Exile as Abjection:
a Theme of Modernity
In Roman times, exile was regarded as a particularly horrible punishment because a person exiled was cast out of his community and deprived of the benefits of home and hearth. In modern times, exile has been removed from the legal codes of most advanced nations. Instead, expulsion from the community tends to take the form of abjection (a casting down) of the subject, a punishment which not only deprives him of home and hearth but of his identity as well.
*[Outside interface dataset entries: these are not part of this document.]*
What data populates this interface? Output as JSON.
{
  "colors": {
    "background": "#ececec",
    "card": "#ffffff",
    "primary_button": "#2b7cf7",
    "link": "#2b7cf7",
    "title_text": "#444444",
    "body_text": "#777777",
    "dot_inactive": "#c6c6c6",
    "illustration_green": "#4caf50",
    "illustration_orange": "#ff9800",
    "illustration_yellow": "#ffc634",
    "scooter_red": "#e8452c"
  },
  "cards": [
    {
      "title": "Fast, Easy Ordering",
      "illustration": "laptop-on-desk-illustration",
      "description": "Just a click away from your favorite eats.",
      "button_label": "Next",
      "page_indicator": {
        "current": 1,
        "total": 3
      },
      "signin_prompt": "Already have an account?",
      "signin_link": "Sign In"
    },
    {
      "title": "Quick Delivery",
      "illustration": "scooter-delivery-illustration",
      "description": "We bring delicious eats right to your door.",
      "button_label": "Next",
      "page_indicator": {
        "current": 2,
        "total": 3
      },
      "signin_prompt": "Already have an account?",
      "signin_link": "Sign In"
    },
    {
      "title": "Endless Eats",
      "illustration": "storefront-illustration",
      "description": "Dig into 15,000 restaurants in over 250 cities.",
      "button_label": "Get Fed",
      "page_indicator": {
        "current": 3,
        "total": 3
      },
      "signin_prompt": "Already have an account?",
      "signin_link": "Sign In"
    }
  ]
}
The theme is treated with reference to the Christian idea of exile as the normal condition of humanity and to the work of two postmodernist writers, W.G. Sebald (Austerlitz) and J. M. Coetzee (Disgrace).